Facebook has announced the 25 finalists for its second annual, and it now invites them to reapply for a chance at an additional $225,000 in the final round. The five winners of the second round will be announced in December.
Each first-round finalist is entitled to $25,000 from the seed fund, which began with $10 million from Facebook investors Accel Partners and the Founders Fund., none of whom had received any existing funding for their app prototypes, had applied for the first round.
For the most part, the winning applications haven't debuted on Facebook's platform yet. But they'll have to before getting a shot at one of the five second-round grants. Then Facebook's users will get to have their say.
"These 25 companies will release out their app, users will get a chance to play around with them, as well as watch a one- to two-minute video clip of what the app is about, and vote for their favorites," Cat Lee, the FBFund product manager, said in an interview with CNET News.
The finalists? They range from BarTab, in which Facebook members gift real drinks to their friends; to TrailBehind, an app for sharing hiking routes and tips; to Newsbrane, which recommends news stories. Their creators range from professional programmers to a comparative-literature Ph.D. student, coming from across the United States, as well as Canada and the United Kingdom (the only three countries eligible for FBFund). For developers outside those three countries, Facebook has announced developer competitions in Germany, France, and Spain, but on a smaller scale.
In addition to the grant money, FBFund finalists will also have access to advisory resources from Facebook and FBFund's supporters, who include LinkedIn Chairman Reid Hoffman and Stanford University professor Rajeev Motwani.
Elliot Schrage, Facebook's head of global communications and public policy, said Facebook isn't concerned about the stability of a seed fund at a time when the credit crunch and subsequent financial crisis have dealt a blow to the venture capital sector.
"The great thing is, we have a $10 million commitment from Founders Fund and Accel, we've been in pretty close contact with them because they were intimately involved in selecting these 25 first-round recipients, and they've made clear to us that they think this is a great investment not only in the developers themselves but in Facebook Platform and in Facebook," Schrage told CNET News. "So I actually think this is a significant opportunity for us in this climate to create some real incentives for people to develop on Facebook Platform."
The $25,000 will be given to each finalist to build the application in question, but after that, winners of the $225,000 grant will have to prove that they're actually putting it to good use.
"That $250,000 grant (the $25,000 plus $225,000) is given in payments based on milestones, and those milestones are tied to engagement within Facebook," Lee said.
"If one of these 25 has an application that ends up failing or crashing, you can be pretty sure it won't be one of the top five," Schrage said.
So here's who's getting a chunk of that $625,000:
-- BarTab, in which you send virtual gift certificates for drinks to your friends
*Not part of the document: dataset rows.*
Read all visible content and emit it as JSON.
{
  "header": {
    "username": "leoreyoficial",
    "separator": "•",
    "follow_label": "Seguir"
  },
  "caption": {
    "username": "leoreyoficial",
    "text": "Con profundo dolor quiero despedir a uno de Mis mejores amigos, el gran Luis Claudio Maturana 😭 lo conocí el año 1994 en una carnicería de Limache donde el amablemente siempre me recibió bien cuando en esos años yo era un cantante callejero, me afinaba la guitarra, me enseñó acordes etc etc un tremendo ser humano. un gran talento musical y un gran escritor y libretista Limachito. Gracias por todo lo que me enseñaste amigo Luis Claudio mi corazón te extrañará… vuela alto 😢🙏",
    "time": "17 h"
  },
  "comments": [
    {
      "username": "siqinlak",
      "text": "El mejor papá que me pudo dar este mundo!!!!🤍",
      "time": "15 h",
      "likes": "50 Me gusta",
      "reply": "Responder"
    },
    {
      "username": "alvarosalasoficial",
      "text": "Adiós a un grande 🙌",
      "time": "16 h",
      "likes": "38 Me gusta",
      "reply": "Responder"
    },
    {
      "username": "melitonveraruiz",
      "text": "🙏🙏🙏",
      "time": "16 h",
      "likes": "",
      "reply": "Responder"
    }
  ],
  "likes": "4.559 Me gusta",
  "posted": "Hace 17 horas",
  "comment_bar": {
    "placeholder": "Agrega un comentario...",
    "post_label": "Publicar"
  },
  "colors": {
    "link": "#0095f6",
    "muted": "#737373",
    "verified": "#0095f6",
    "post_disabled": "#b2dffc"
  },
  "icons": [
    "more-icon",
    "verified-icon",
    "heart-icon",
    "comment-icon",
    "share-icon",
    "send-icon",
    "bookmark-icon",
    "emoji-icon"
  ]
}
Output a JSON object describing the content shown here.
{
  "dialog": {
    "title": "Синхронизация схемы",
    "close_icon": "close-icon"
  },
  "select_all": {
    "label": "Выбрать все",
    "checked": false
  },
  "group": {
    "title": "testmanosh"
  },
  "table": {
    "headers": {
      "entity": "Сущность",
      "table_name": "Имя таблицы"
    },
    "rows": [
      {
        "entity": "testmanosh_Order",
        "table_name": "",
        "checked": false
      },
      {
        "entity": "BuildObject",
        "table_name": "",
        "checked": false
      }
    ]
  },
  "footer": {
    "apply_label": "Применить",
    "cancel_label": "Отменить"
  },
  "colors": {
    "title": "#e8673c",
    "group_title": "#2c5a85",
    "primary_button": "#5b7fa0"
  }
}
-- Black Drumm, a social-event planner
-- Bottle Rocket, a wine-picking and comparison tool
-- Check My Campus, a college search and review application
-- Daikon, an application builder
-- FaithFeed, an app for sharing personal religious beliefs and prayer requests
-- Good Call Sports, for predicting the play-by-play in major sports games
-- GroupCard, printable online
-- HitGrab, manufacturer of a game in which players hunt mice
-- Kontagent, an analytics tool for social-network applications
-- Koofers, an academic reference for course information sharing
-- Newsbrane, a sort of mini-Digg, with recommendations
-- Party Buzz, to find out what your friends are doing and where they're going
-- Pongr, a price comparison tool
-- ProfessionalProfile, which seems to bring a bit of LinkedIn to Facebook
-- RealGifts, a commerce app to send presents to your friends
-- Socialfly, an activity planner and reminder system
-- Teach The People, an "open educational platform"
-- The Game Creators, a way to build your own Facebook game
-- TrailBehind, an app for sharing hiking trail information
-- Twenty20 Cricket, a resource for cricket fans (the sport, not the bug)
-- vDream Racing, which appears to be something like fantasy sports for car freaks
-- WedSnap, creator of the Weddingbook wedding-planning app
-- Wildfire, a promotion and marketing campaign generator